*Try it*:
Leaving out only the pictures, write out all the entries exactly.

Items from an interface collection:
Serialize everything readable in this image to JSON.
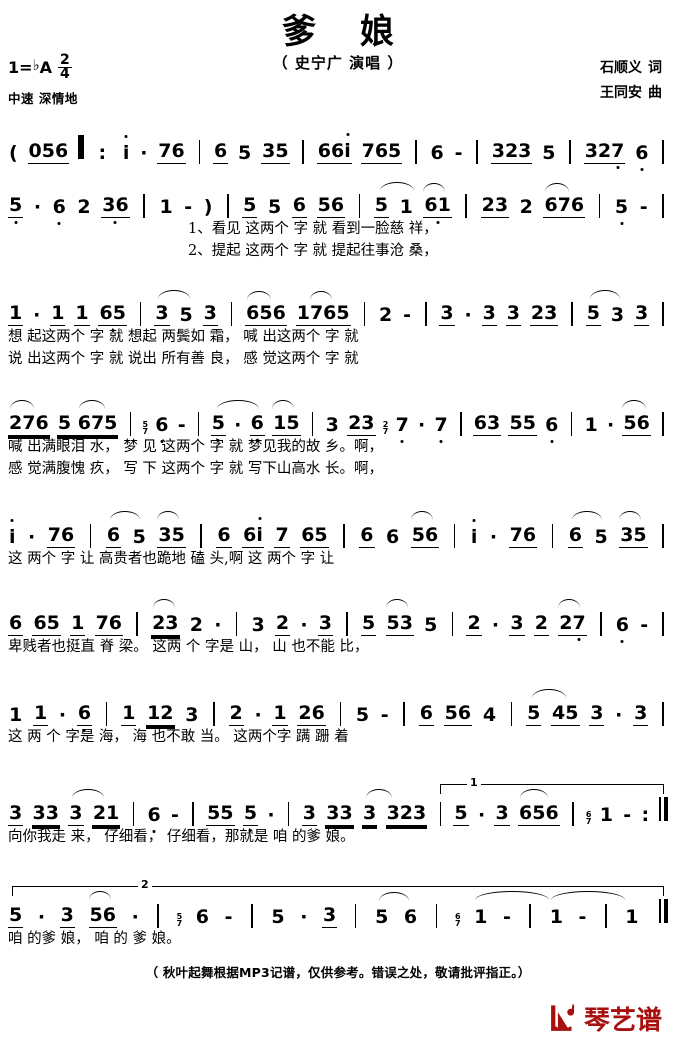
{
  "header": {
    "title": "爹 娘",
    "singer": "（ 史宁广 演唱 ）",
    "key_label": "1=",
    "key_flat": "♭",
    "key_letter": "A",
    "time_numerator": "2",
    "time_denominator": "4",
    "tempo": "中速 深情地",
    "lyricist": "石顺义",
    "lyricist_role": "词",
    "composer": "王同安",
    "composer_role": "曲"
  },
  "staves": [
    {
      "id": "staff-1",
      "notes": "(056 ‖: i · 76 | 6 5 35 | 66i 765 | 6 - | 3235 | 327 6 |",
      "lyrics_1": "",
      "lyrics_2": ""
    },
    {
      "id": "staff-2",
      "notes": "5· 6 2 36 | 1 - ) | 5 5 6 56 | 5 1 61 | 23 2 676 | 5 - |",
      "lyrics_1": "1、看见 这两个 字 就 看到一脸慈 祥，",
      "lyrics_2": "2、提起 这两个 字 就 提起往事沧 桑，"
    },
    {
      "id": "staff-3",
      "notes": "1· 1 1 65 | 3 5 3 | 656 1765 | 2 - | 3· 3 3 23 | 5 3 3 |",
      "lyrics_1": "想 起这两个 字 就 想起 两鬓如 霜， 喊 出这两个 字 就",
      "lyrics_2": "说 出这两个 字 就 说出 所有善 良， 感 觉这两个 字 就"
    },
    {
      "id": "staff-4",
      "notes": "276 5 675 | 6 - | 5· 6 15 | 3 23 7· 7 | 63 55 6 | 1 · 56 |",
      "lyrics_1": "喊 出满眼泪 水， 梦 见 这两个 字 就 梦见我的故 乡。啊，",
      "lyrics_2": "感 觉满腹愧 疚， 写 下 这两个 字 就 写下山高水 长。啊，"
    },
    {
      "id": "staff-5",
      "notes": "i · 76 | 6 5 35 | 6 6i 7 65 | 6 6 56 | i · 76 | 6 5 35 |",
      "lyrics_1": "这 两个 字 让 高贵者也跪地 磕 头,啊 这 两个 字 让",
      "lyrics_2": ""
    },
    {
      "id": "staff-6",
      "notes": "6 65 1 76 | 23 2 · | 3 2· 3 | 5 53 5 | 2· 3 2 27 | 6 - |",
      "lyrics_1": "卑贱者也挺直 脊 梁。 这两 个 字是 山， 山 也不能 比，",
      "lyrics_2": ""
    },
    {
      "id": "staff-7",
      "notes": "1 1· 6 | 1 12 3 | 2· 1 26 | 5 - | 6 56 4 | 5 45 3· 3 |",
      "lyrics_1": "这 两 个 字是 海， 海 也不敢 当。 这两个字 蹒 跚 着",
      "lyrics_2": ""
    },
    {
      "id": "staff-8",
      "notes": "3 33 3 21 | 6 - | 55 5· | 3 33 3 323 | 5· 3 656 | 1 - :‖",
      "lyrics_1": "向你我走 来， 仔细看， 仔细看，那就是 咱 的爹 娘。",
      "lyrics_2": "",
      "volta": "1"
    },
    {
      "id": "staff-9",
      "notes": "5· 3 56· | 6 - | 5 · 3 | 5 6 | 1 - | 1 - | 1 ‖",
      "lyrics_1": "咱 的爹 娘， 咱 的 爹 娘。",
      "lyrics_2": "",
      "volta": "2"
    }
  ],
  "footer": {
    "note": "（ 秋叶起舞根据MP3记谱，仅供参考。错误之处，敬请批评指正。）",
    "brand_text": "琴艺谱",
    "brand_color": "#a81010"
  }
}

*Response for this exercise*:
Serialize everything readable in this image to JSON.
{
  "header": {
    "title": "爹 娘",
    "singer": "（ 史宁广 演唱 ）",
    "key_label": "1=",
    "key_flat": "♭",
    "key_letter": "A",
    "time_numerator": "2",
    "time_denominator": "4",
    "tempo": "中速 深情地",
    "lyricist": "石顺义",
    "lyricist_role": "词",
    "composer": "王同安",
    "composer_role": "曲"
  },
  "staves": [
    {
      "id": "staff-1",
      "notes": "(056 ‖: i · 76 | 6 5 35 | 66i 765 | 6 - | 3235 | 327 6 |",
      "lyrics_1": "",
      "lyrics_2": ""
    },
    {
      "id": "staff-2",
      "notes": "5· 6 2 36 | 1 - ) | 5 5 6 56 | 5 1 61 | 23 2 676 | 5 - |",
      "lyrics_1": "1、看见 这两个 字 就 看到一脸慈 祥，",
      "lyrics_2": "2、提起 这两个 字 就 提起往事沧 桑，"
    },
    {
      "id": "staff-3",
      "notes": "1· 1 1 65 | 3 5 3 | 656 1765 | 2 - | 3· 3 3 23 | 5 3 3 |",
      "lyrics_1": "想 起这两个 字 就 想起 两鬓如 霜， 喊 出这两个 字 就",
      "lyrics_2": "说 出这两个 字 就 说出 所有善 良， 感 觉这两个 字 就"
    },
    {
      "id": "staff-4",
      "notes": "276 5 675 | 6 - | 5· 6 15 | 3 23 7· 7 | 63 55 6 | 1 · 56 |",
      "lyrics_1": "喊 出满眼泪 水， 梦 见 这两个 字 就 梦见我的故 乡。啊，",
      "lyrics_2": "感 觉满腹愧 疚， 写 下 这两个 字 就 写下山高水 长。啊，"
    },
    {
      "id": "staff-5",
      "notes": "i · 76 | 6 5 35 | 6 6i 7 65 | 6 6 56 | i · 76 | 6 5 35 |",
      "lyrics_1": "这 两个 字 让 高贵者也跪地 磕 头,啊 这 两个 字 让",
      "lyrics_2": ""
    },
    {
      "id": "staff-6",
      "notes": "6 65 1 76 | 23 2 · | 3 2· 3 | 5 53 5 | 2· 3 2 27 | 6 - |",
      "lyrics_1": "卑贱者也挺直 脊 梁。 这两 个 字是 山， 山 也不能 比，",
      "lyrics_2": ""
    },
    {
      "id": "staff-7",
      "notes": "1 1· 6 | 1 12 3 | 2· 1 26 | 5 - | 6 56 4 | 5 45 3· 3 |",
      "lyrics_1": "这 两 个 字是 海， 海 也不敢 当。 这两个字 蹒 跚 着",
      "lyrics_2": ""
    },
    {
      "id": "staff-8",
      "notes": "3 33 3 21 | 6 - | 55 5· | 3 33 3 323 | 5· 3 656 | 1 - :‖",
      "lyrics_1": "向你我走 来， 仔细看， 仔细看，那就是 咱 的爹 娘。",
      "lyrics_2": "",
      "volta": "1"
    },
    {
      "id": "staff-9",
      "notes": "5· 3 56· | 6 - | 5 · 3 | 5 6 | 1 - | 1 - | 1 ‖",
      "lyrics_1": "咱 的爹 娘， 咱 的 爹 娘。",
      "lyrics_2": "",
      "volta": "2"
    }
  ],
  "footer": {
    "note": "（ 秋叶起舞根据MP3记谱，仅供参考。错误之处，敬请批评指正。）",
    "brand_text": "琴艺谱",
    "brand_color": "#a81010"
  }
}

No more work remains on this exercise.